● **Data records for software interfaces**:

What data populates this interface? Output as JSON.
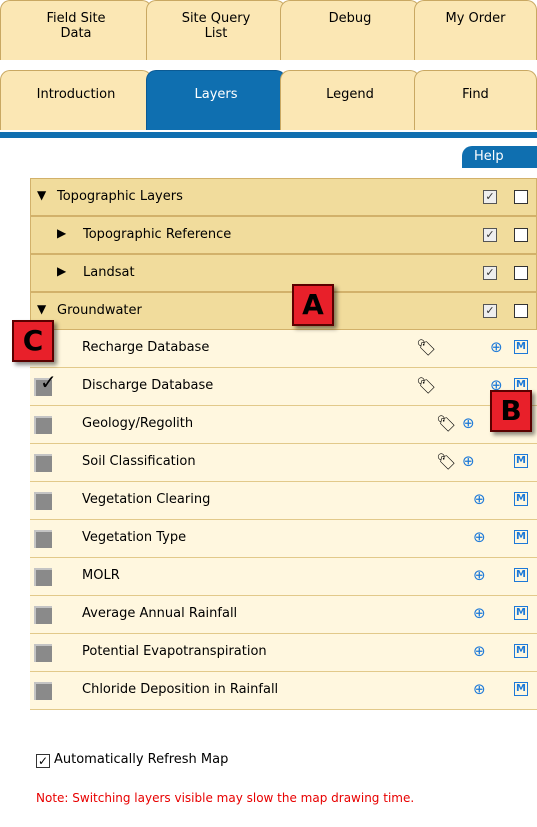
{
  "tabs_row1": [
    {
      "label_line1": "Field Site",
      "label_line2": "Data"
    },
    {
      "label_line1": "Site Query",
      "label_line2": "List"
    },
    {
      "label_line1": "Debug",
      "label_line2": ""
    },
    {
      "label_line1": "My Order",
      "label_line2": ""
    }
  ],
  "tabs_row2": [
    {
      "label": "Introduction",
      "active": false
    },
    {
      "label": "Layers",
      "active": true
    },
    {
      "label": "Legend",
      "active": false
    },
    {
      "label": "Find",
      "active": false
    }
  ],
  "help_label": "Help",
  "groups": {
    "topographic": "Topographic Layers",
    "topographic_reference": "Topographic Reference",
    "landsat": "Landsat",
    "groundwater": "Groundwater"
  },
  "layers": [
    {
      "label": "Recharge Database",
      "tag": true,
      "plus": true,
      "m": true
    },
    {
      "label": "Discharge Database",
      "tag": true,
      "plus": true,
      "m": true,
      "checked": true
    },
    {
      "label": "Geology/Regolith",
      "tag": true,
      "plus": true,
      "m": true
    },
    {
      "label": "Soil Classification",
      "tag": true,
      "plus": true,
      "m": true
    },
    {
      "label": "Vegetation Clearing",
      "tag": false,
      "plus": true,
      "m": true
    },
    {
      "label": "Vegetation Type",
      "tag": false,
      "plus": true,
      "m": true
    },
    {
      "label": "MOLR",
      "tag": false,
      "plus": true,
      "m": true
    },
    {
      "label": "Average Annual Rainfall",
      "tag": false,
      "plus": true,
      "m": true
    },
    {
      "label": "Potential Evapotranspiration",
      "tag": false,
      "plus": true,
      "m": true
    },
    {
      "label": "Chloride Deposition in Rainfall",
      "tag": false,
      "plus": true,
      "m": true
    }
  ],
  "callouts": {
    "a": "A",
    "b": "B",
    "c": "C"
  },
  "auto_refresh_label": "Automatically Refresh Map",
  "note": "Note: Switching layers visible may slow the map drawing time.",
  "colors": {
    "tab_active": "#0f6fb0",
    "tab_bg": "#fbe7b4",
    "group_bg": "#f1dc9c",
    "item_bg": "#fff7df",
    "note": "#e80000",
    "callout": "#e8202a"
  }
}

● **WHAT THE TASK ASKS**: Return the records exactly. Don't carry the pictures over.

● **OUTPUT FOR THIS TASK**:
What data populates this interface? Output as JSON.
{
  "tabs_row1": [
    {
      "label_line1": "Field Site",
      "label_line2": "Data"
    },
    {
      "label_line1": "Site Query",
      "label_line2": "List"
    },
    {
      "label_line1": "Debug",
      "label_line2": ""
    },
    {
      "label_line1": "My Order",
      "label_line2": ""
    }
  ],
  "tabs_row2": [
    {
      "label": "Introduction",
      "active": false
    },
    {
      "label": "Layers",
      "active": true
    },
    {
      "label": "Legend",
      "active": false
    },
    {
      "label": "Find",
      "active": false
    }
  ],
  "help_label": "Help",
  "groups": {
    "topographic": "Topographic Layers",
    "topographic_reference": "Topographic Reference",
    "landsat": "Landsat",
    "groundwater": "Groundwater"
  },
  "layers": [
    {
      "label": "Recharge Database",
      "tag": true,
      "plus": true,
      "m": true
    },
    {
      "label": "Discharge Database",
      "tag": true,
      "plus": true,
      "m": true,
      "checked": true
    },
    {
      "label": "Geology/Regolith",
      "tag": true,
      "plus": true,
      "m": true
    },
    {
      "label": "Soil Classification",
      "tag": true,
      "plus": true,
      "m": true
    },
    {
      "label": "Vegetation Clearing",
      "tag": false,
      "plus": true,
      "m": true
    },
    {
      "label": "Vegetation Type",
      "tag": false,
      "plus": true,
      "m": true
    },
    {
      "label": "MOLR",
      "tag": false,
      "plus": true,
      "m": true
    },
    {
      "label": "Average Annual Rainfall",
      "tag": false,
      "plus": true,
      "m": true
    },
    {
      "label": "Potential Evapotranspiration",
      "tag": false,
      "plus": true,
      "m": true
    },
    {
      "label": "Chloride Deposition in Rainfall",
      "tag": false,
      "plus": true,
      "m": true
    }
  ],
  "callouts": {
    "a": "A",
    "b": "B",
    "c": "C"
  },
  "auto_refresh_label": "Automatically Refresh Map",
  "note": "Note: Switching layers visible may slow the map drawing time.",
  "colors": {
    "tab_active": "#0f6fb0",
    "tab_bg": "#fbe7b4",
    "group_bg": "#f1dc9c",
    "item_bg": "#fff7df",
    "note": "#e80000",
    "callout": "#e8202a"
  }
}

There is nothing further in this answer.